• [LISTED ENTRIES]
◆ ◆ ◆ ◆ ◆ ◆ ◆

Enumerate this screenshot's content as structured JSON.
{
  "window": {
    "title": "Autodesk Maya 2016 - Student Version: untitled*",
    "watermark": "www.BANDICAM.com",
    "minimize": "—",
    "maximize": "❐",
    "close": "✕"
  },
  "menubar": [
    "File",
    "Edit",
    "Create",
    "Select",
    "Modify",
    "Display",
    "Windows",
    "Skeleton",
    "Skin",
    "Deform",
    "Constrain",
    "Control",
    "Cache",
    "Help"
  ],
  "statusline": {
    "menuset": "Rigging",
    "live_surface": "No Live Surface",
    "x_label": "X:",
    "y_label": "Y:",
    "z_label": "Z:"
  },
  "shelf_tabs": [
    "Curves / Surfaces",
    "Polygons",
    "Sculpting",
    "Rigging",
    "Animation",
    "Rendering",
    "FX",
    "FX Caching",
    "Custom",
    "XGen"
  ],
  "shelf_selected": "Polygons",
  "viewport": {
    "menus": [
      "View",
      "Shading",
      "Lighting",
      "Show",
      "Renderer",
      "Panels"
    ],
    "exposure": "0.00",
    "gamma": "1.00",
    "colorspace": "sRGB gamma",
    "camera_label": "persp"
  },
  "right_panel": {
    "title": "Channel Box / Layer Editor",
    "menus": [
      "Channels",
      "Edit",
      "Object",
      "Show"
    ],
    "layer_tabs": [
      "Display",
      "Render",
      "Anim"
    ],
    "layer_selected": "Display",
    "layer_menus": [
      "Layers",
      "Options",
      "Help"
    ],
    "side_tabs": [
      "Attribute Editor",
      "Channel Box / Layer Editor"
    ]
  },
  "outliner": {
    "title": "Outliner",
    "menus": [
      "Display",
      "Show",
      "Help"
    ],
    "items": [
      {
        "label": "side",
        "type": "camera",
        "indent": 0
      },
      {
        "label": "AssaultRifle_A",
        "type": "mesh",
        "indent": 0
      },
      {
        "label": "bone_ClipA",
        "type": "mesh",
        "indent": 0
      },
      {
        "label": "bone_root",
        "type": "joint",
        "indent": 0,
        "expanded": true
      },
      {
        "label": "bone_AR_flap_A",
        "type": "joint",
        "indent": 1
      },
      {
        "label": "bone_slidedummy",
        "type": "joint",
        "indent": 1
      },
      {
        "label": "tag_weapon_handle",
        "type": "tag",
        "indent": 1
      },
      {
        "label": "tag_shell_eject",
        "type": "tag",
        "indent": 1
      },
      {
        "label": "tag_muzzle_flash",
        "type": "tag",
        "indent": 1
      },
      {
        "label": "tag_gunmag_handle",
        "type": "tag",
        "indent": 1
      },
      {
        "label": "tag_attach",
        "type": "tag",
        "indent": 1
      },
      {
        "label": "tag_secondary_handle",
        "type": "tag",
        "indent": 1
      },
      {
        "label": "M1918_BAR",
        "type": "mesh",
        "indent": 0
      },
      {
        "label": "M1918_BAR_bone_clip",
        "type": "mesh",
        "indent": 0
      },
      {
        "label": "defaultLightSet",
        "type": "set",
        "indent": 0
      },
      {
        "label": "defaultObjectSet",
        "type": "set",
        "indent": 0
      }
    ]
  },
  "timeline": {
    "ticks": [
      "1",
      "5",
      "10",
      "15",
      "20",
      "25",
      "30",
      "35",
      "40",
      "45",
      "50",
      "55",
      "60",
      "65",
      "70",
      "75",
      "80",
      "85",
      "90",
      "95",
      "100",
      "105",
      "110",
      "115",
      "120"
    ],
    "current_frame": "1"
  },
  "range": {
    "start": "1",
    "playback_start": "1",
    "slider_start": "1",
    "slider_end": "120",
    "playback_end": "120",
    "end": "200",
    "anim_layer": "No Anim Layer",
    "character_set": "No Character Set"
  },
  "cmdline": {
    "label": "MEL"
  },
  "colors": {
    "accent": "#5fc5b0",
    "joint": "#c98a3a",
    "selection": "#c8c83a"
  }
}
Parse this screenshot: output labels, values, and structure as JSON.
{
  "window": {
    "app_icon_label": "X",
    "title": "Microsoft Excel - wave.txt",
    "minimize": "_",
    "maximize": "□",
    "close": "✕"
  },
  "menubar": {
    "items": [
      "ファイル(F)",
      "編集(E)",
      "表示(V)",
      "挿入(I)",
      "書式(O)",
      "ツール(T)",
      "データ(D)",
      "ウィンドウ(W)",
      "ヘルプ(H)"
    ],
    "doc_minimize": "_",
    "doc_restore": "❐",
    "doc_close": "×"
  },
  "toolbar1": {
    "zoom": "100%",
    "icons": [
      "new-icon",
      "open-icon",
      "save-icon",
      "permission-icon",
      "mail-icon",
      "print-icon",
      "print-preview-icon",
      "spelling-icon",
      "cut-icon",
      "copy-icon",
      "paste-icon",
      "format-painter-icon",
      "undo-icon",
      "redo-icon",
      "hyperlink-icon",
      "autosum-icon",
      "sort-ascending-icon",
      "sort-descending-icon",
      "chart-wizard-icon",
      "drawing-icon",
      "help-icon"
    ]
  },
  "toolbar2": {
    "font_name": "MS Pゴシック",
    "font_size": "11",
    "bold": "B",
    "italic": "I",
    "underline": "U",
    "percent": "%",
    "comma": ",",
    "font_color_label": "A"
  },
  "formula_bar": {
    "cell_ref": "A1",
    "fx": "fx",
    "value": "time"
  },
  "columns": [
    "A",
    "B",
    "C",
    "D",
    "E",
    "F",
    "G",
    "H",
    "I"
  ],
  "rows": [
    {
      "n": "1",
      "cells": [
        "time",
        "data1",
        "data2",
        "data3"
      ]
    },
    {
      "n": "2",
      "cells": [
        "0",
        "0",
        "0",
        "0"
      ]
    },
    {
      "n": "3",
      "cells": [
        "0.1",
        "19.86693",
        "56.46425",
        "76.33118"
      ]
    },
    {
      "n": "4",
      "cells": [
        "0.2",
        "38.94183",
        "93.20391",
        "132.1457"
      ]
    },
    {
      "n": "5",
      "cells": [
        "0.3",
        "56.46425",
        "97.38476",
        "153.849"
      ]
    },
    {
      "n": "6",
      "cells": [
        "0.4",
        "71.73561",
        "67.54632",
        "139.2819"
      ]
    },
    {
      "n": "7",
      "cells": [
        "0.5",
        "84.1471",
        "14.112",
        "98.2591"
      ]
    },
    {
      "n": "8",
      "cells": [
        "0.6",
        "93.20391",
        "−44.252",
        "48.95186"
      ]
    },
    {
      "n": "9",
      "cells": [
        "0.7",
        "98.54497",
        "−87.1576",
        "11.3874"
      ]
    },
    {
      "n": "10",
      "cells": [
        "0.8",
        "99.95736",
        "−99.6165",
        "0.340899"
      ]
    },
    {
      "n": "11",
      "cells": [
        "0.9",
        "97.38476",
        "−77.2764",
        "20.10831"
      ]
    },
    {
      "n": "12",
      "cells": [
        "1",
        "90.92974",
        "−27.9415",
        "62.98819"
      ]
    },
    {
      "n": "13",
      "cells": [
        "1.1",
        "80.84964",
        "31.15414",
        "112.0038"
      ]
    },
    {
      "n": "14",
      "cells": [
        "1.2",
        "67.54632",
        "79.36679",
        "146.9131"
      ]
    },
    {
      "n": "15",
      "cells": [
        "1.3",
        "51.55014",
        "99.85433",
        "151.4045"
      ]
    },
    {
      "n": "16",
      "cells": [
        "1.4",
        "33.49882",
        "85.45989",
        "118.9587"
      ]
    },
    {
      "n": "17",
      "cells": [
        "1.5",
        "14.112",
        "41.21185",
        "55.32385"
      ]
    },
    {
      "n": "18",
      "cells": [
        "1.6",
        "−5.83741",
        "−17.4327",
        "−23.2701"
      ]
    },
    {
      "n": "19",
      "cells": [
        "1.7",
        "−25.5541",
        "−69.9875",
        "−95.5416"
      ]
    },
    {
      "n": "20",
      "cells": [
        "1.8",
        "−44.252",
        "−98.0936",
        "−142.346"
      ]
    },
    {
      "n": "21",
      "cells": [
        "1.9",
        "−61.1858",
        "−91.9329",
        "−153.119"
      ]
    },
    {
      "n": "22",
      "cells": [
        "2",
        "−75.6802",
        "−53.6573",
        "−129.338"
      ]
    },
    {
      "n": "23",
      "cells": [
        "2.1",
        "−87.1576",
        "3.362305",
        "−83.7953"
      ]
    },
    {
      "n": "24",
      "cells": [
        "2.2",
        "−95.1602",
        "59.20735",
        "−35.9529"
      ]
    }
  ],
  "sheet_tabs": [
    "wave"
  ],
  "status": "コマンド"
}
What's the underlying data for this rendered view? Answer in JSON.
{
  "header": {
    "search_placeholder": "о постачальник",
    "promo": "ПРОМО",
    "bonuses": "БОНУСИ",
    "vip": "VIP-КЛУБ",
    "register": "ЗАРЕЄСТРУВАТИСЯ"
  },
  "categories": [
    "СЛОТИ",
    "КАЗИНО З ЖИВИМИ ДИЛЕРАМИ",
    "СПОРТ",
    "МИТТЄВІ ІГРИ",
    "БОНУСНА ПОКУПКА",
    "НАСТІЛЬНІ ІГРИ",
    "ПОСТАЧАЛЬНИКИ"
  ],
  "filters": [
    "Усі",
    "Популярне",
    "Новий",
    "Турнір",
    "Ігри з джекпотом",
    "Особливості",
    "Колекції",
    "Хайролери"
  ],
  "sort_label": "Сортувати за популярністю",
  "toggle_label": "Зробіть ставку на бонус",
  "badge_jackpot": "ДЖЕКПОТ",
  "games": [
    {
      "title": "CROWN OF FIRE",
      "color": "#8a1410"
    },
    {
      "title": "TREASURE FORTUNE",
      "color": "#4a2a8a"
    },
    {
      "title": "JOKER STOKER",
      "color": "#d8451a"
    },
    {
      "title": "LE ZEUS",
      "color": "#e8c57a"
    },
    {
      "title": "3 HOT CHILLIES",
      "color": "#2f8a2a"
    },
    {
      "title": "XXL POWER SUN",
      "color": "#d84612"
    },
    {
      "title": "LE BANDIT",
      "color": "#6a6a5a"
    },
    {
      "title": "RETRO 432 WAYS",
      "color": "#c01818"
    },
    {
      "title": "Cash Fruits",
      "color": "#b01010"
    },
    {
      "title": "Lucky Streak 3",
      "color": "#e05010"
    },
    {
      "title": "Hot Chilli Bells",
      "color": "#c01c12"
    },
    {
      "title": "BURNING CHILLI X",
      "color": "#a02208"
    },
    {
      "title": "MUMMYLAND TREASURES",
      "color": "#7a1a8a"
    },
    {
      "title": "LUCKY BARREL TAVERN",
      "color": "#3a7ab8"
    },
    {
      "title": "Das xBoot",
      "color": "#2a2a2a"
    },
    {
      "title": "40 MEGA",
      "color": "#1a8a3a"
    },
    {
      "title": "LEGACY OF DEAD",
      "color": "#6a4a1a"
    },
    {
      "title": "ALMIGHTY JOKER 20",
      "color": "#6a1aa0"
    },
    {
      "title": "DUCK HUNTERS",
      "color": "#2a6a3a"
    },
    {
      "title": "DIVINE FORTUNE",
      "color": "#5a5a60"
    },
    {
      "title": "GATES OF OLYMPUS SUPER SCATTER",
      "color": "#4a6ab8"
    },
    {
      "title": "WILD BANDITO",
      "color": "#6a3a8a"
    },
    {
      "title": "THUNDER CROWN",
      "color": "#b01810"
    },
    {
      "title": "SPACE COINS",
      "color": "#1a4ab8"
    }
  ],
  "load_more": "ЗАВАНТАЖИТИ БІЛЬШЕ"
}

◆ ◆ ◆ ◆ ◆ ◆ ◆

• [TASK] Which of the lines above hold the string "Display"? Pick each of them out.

• [SOLUTION FOR THIS PROBLEM]
    "Display",
      "Display",
    "layer_selected": "Display",
      "Display",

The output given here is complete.